This past year at the Global Atheist Convention in Melbourne, famed American cognitive scientist, philosopher and atheist, Daniel Dennett, delivered a speech entitled “How to Tell You’re an Atheist.”
Dennett, along with Richard Dawkins and the late Christopher Hitchens, might best be described as the Holy Trinity of atheism. Where Hitchens was a brilliant, militant and supremely eloquent orator, able to logically eviscerate believers left and right, and Dawkins was the scientist provocateur of the three, Dennett has been the more subtle tactician, combining the best of Hitchens and Dawkins without as much attention.
Dennett looks rather like a hybrid of a college philosophy professor and Santa Claus dressed in business-casual attire, which works to his favor: his grandfatherly, non-confrontational approach might be better able to convince the faithful to entertain atheism than Dawkins and Hitchens’ militancy.
Dennett begins the speech by talking about Anton Syndrome, in which people lose their sight but deny that they are blind; which leads quite naturally into matters atheism and theism. Dennett also references the Concorde Fallacy, or sunk costs, “when you’ve invested most of your life in something, turning away from that and deciding that that was not a good investment is very hard to do.”
Watch Dennett deliver his informative but whimsical speech below.
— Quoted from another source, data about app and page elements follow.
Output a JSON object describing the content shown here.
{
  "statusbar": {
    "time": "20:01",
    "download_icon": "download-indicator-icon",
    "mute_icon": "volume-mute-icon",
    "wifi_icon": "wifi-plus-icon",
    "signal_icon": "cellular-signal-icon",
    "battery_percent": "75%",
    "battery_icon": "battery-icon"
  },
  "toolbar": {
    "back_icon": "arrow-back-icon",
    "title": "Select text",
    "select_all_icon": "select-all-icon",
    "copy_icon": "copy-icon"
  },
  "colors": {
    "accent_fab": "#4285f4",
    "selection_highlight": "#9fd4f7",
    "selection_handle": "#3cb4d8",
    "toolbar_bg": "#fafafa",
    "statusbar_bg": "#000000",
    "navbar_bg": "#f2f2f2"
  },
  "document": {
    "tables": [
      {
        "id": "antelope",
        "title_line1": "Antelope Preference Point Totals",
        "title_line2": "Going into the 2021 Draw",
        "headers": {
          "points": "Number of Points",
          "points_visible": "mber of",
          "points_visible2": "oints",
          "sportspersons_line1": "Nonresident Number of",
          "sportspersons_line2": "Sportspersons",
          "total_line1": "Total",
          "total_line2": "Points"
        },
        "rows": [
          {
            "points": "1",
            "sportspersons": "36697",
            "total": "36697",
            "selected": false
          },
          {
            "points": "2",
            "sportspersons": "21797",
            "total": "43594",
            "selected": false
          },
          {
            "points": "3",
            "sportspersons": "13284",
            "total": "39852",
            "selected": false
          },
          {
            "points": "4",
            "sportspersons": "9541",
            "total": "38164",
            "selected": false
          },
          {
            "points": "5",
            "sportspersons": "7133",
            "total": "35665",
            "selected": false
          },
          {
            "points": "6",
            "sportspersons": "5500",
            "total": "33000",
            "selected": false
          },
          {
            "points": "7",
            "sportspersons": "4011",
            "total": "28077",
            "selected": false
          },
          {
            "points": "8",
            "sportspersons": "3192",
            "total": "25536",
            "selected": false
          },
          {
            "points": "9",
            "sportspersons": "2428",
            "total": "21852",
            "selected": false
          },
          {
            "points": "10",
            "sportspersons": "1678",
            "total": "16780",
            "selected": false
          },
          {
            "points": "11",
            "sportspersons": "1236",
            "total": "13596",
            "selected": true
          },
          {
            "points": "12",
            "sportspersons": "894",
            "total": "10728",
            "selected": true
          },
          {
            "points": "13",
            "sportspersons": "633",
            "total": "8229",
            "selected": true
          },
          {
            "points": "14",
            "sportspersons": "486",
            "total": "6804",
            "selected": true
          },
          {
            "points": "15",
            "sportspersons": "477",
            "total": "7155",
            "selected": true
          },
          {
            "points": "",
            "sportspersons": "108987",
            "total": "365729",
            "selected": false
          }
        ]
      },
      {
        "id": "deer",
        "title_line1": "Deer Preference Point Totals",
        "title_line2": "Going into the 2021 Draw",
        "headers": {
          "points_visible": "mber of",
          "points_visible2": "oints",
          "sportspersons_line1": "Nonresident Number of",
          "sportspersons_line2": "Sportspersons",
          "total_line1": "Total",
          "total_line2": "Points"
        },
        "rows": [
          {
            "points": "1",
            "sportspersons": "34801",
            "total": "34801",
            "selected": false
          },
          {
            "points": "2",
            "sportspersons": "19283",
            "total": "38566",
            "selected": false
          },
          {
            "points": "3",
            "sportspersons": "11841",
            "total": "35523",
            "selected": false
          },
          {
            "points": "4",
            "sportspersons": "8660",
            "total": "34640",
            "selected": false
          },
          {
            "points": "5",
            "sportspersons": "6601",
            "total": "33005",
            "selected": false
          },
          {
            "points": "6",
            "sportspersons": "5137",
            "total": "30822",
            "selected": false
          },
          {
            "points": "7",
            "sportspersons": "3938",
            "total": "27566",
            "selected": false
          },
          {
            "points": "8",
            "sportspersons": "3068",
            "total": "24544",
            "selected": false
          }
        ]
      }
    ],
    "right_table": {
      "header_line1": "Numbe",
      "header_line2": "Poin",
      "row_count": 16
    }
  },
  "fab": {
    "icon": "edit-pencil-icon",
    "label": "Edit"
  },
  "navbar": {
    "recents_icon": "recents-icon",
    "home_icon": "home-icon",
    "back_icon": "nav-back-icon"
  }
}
Note the Pixies “Where Is My Mind?” as Dennett approaches the dais.